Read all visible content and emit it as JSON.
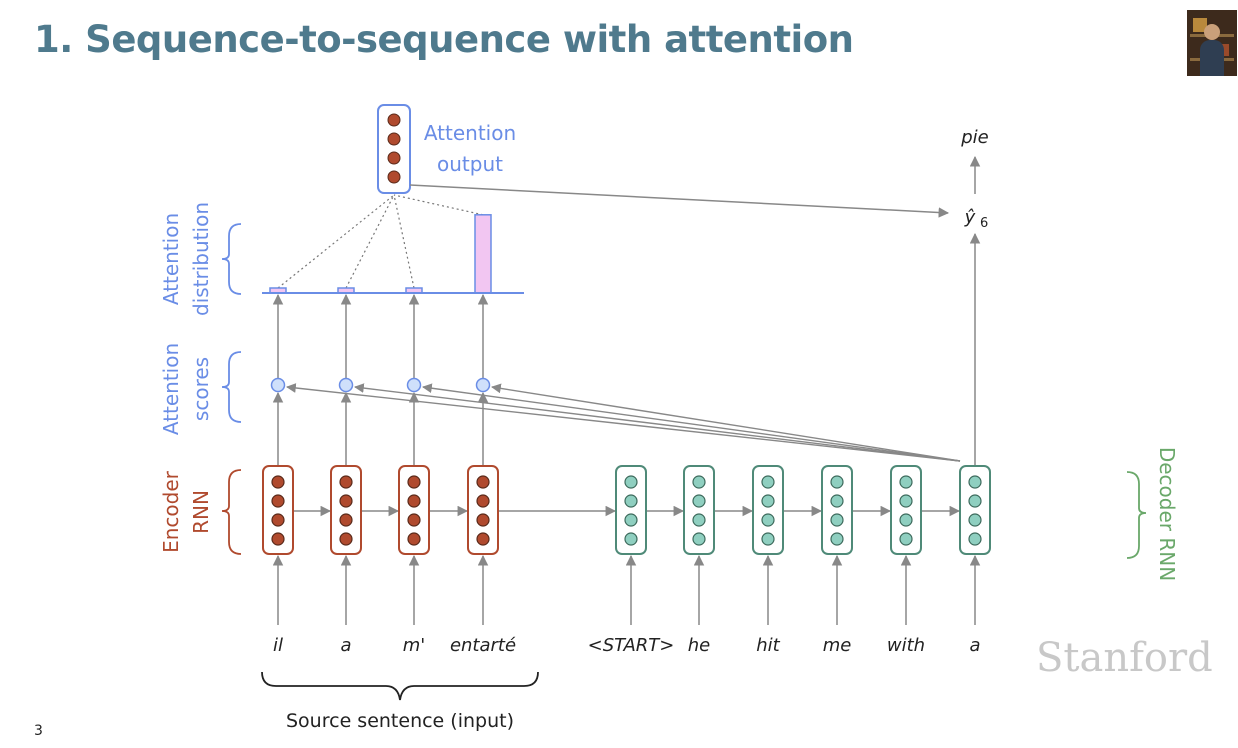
{
  "slide": {
    "title": "1. Sequence-to-sequence with attention",
    "page_number": "3",
    "logo_text": "Stanford"
  },
  "diagram": {
    "labels": {
      "attention_output_line1": "Attention",
      "attention_output_line2": "output",
      "attention_distribution_line1": "Attention",
      "attention_distribution_line2": "distribution",
      "attention_scores_line1": "Attention",
      "attention_scores_line2": "scores",
      "encoder_rnn_line1": "Encoder",
      "encoder_rnn_line2": "RNN",
      "decoder_rnn": "Decoder RNN",
      "source_sentence": "Source sentence (input)"
    },
    "source_words": [
      "il",
      "a",
      "m'",
      "entarté"
    ],
    "decoder_inputs": [
      "<START>",
      "he",
      "hit",
      "me",
      "with",
      "a"
    ],
    "output_word": "pie",
    "output_symbol": "ŷ",
    "output_subscript": "6",
    "attention_weights": [
      0.05,
      0.05,
      0.05,
      0.85
    ],
    "colors": {
      "title": "#4f7a8d",
      "attention": "#6a8de6",
      "encoder": "#b04a2e",
      "decoder": "#4f8a78",
      "attention_bar": "#f2c6f2",
      "arrow": "#888888"
    }
  }
}
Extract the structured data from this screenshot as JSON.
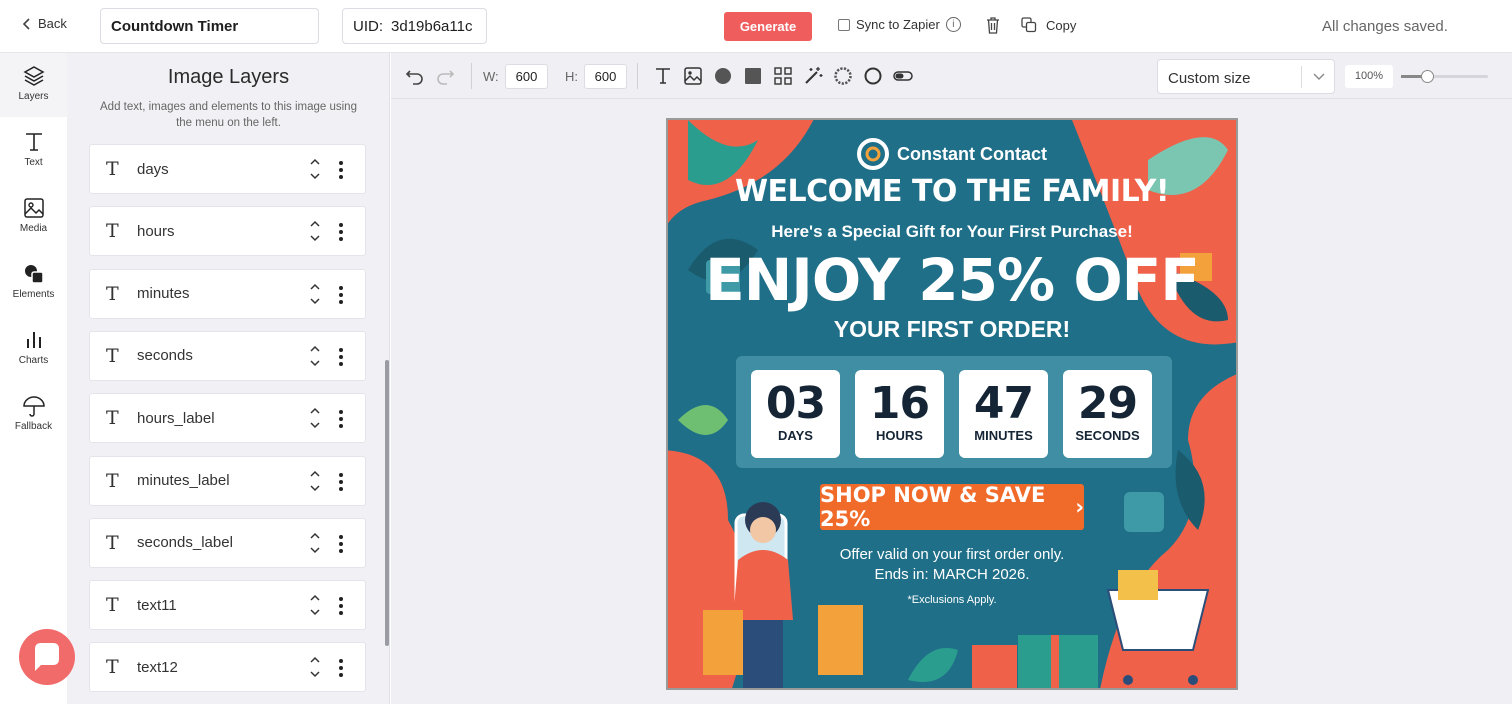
{
  "topbar": {
    "back_label": "Back",
    "title_value": "Countdown Timer",
    "uid_label": "UID:",
    "uid_value": "3d19b6a11c",
    "generate_label": "Generate",
    "sync_label": "Sync to Zapier",
    "copy_label": "Copy",
    "status_text": "All changes saved."
  },
  "rail": {
    "items": [
      {
        "label": "Layers",
        "icon": "layers-icon"
      },
      {
        "label": "Text",
        "icon": "text-icon"
      },
      {
        "label": "Media",
        "icon": "image-icon"
      },
      {
        "label": "Elements",
        "icon": "shapes-icon"
      },
      {
        "label": "Charts",
        "icon": "bar-chart-icon"
      },
      {
        "label": "Fallback",
        "icon": "umbrella-icon"
      }
    ]
  },
  "panel": {
    "title": "Image Layers",
    "subtitle": "Add text, images and elements to this image using the menu on the left.",
    "layers": [
      "days",
      "hours",
      "minutes",
      "seconds",
      "hours_label",
      "minutes_label",
      "seconds_label",
      "text11",
      "text12"
    ]
  },
  "toolbar": {
    "w_label": "W:",
    "w_value": "600",
    "h_label": "H:",
    "h_value": "600",
    "size_select": "Custom size",
    "zoom": "100%",
    "zoom_fraction": 0.25
  },
  "artwork": {
    "brand": "Constant Contact",
    "headline": "WELCOME TO THE FAMILY!",
    "subhead": "Here's a Special Gift for Your First Purchase!",
    "offer": "ENJOY 25% OFF",
    "offer_sub": "YOUR FIRST ORDER!",
    "countdown": [
      {
        "value": "03",
        "label": "DAYS"
      },
      {
        "value": "16",
        "label": "HOURS"
      },
      {
        "value": "47",
        "label": "MINUTES"
      },
      {
        "value": "29",
        "label": "SECONDS"
      }
    ],
    "cta": "SHOP NOW & SAVE 25%",
    "cta_arrow": "›",
    "fine1": "Offer valid on your first order only.",
    "fine2": "Ends in: MARCH 2026.",
    "fine3": "*Exclusions Apply."
  },
  "colors": {
    "accent": "#ef5d5d",
    "art_bg": "#1f6f88",
    "coral": "#f0614a",
    "cta": "#f06a2a"
  }
}
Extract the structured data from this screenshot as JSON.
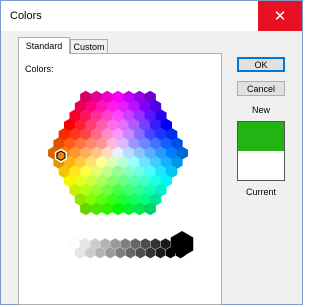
{
  "window": {
    "title": "Colors",
    "close_glyph": "✕"
  },
  "tabs": [
    {
      "label": "Standard"
    },
    {
      "label": "Custom"
    }
  ],
  "panel": {
    "colors_label": "Colors:"
  },
  "buttons": {
    "ok": "OK",
    "cancel": "Cancel"
  },
  "preview": {
    "new_label": "New",
    "current_label": "Current",
    "new_color": "#22b412",
    "current_color": "#ffffff"
  }
}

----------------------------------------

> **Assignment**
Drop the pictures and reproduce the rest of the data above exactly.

> **Reply to the exercise**
Read all visible content and emit it as JSON.
{
  "slide": {
    "title": "1. Sequence-to-sequence with attention",
    "page_number": "3",
    "logo_text": "Stanford"
  },
  "diagram": {
    "labels": {
      "attention_output_line1": "Attention",
      "attention_output_line2": "output",
      "attention_distribution_line1": "Attention",
      "attention_distribution_line2": "distribution",
      "attention_scores_line1": "Attention",
      "attention_scores_line2": "scores",
      "encoder_rnn_line1": "Encoder",
      "encoder_rnn_line2": "RNN",
      "decoder_rnn": "Decoder RNN",
      "source_sentence": "Source sentence (input)"
    },
    "source_words": [
      "il",
      "a",
      "m'",
      "entarté"
    ],
    "decoder_inputs": [
      "<START>",
      "he",
      "hit",
      "me",
      "with",
      "a"
    ],
    "output_word": "pie",
    "output_symbol": "ŷ",
    "output_subscript": "6",
    "attention_weights": [
      0.05,
      0.05,
      0.05,
      0.85
    ],
    "colors": {
      "title": "#4f7a8d",
      "attention": "#6a8de6",
      "encoder": "#b04a2e",
      "decoder": "#4f8a78",
      "attention_bar": "#f2c6f2",
      "arrow": "#888888"
    }
  }
}
Extract the structured data from this screenshot as JSON.
{
  "topbar": {
    "back_label": "Back",
    "title_value": "Countdown Timer",
    "uid_label": "UID:",
    "uid_value": "3d19b6a11c",
    "generate_label": "Generate",
    "sync_label": "Sync to Zapier",
    "copy_label": "Copy",
    "status_text": "All changes saved."
  },
  "rail": {
    "items": [
      {
        "label": "Layers",
        "icon": "layers-icon"
      },
      {
        "label": "Text",
        "icon": "text-icon"
      },
      {
        "label": "Media",
        "icon": "image-icon"
      },
      {
        "label": "Elements",
        "icon": "shapes-icon"
      },
      {
        "label": "Charts",
        "icon": "bar-chart-icon"
      },
      {
        "label": "Fallback",
        "icon": "umbrella-icon"
      }
    ]
  },
  "panel": {
    "title": "Image Layers",
    "subtitle": "Add text, images and elements to this image using the menu on the left.",
    "layers": [
      "days",
      "hours",
      "minutes",
      "seconds",
      "hours_label",
      "minutes_label",
      "seconds_label",
      "text11",
      "text12"
    ]
  },
  "toolbar": {
    "w_label": "W:",
    "w_value": "600",
    "h_label": "H:",
    "h_value": "600",
    "size_select": "Custom size",
    "zoom": "100%",
    "zoom_fraction": 0.25
  },
  "artwork": {
    "brand": "Constant Contact",
    "headline": "WELCOME TO THE FAMILY!",
    "subhead": "Here's a Special Gift for Your First Purchase!",
    "offer": "ENJOY 25% OFF",
    "offer_sub": "YOUR FIRST ORDER!",
    "countdown": [
      {
        "value": "03",
        "label": "DAYS"
      },
      {
        "value": "16",
        "label": "HOURS"
      },
      {
        "value": "47",
        "label": "MINUTES"
      },
      {
        "value": "29",
        "label": "SECONDS"
      }
    ],
    "cta": "SHOP NOW & SAVE 25%",
    "cta_arrow": "›",
    "fine1": "Offer valid on your first order only.",
    "fine2": "Ends in: MARCH 2026.",
    "fine3": "*Exclusions Apply."
  },
  "colors": {
    "accent": "#ef5d5d",
    "art_bg": "#1f6f88",
    "coral": "#f0614a",
    "cta": "#f06a2a"
  }
}
Extract the structured data from this screenshot as JSON.
{
  "window": {
    "title": "Colors",
    "close_glyph": "✕"
  },
  "tabs": [
    {
      "label": "Standard"
    },
    {
      "label": "Custom"
    }
  ],
  "panel": {
    "colors_label": "Colors:"
  },
  "buttons": {
    "ok": "OK",
    "cancel": "Cancel"
  },
  "preview": {
    "new_label": "New",
    "current_label": "Current",
    "new_color": "#22b412",
    "current_color": "#ffffff"
  }
}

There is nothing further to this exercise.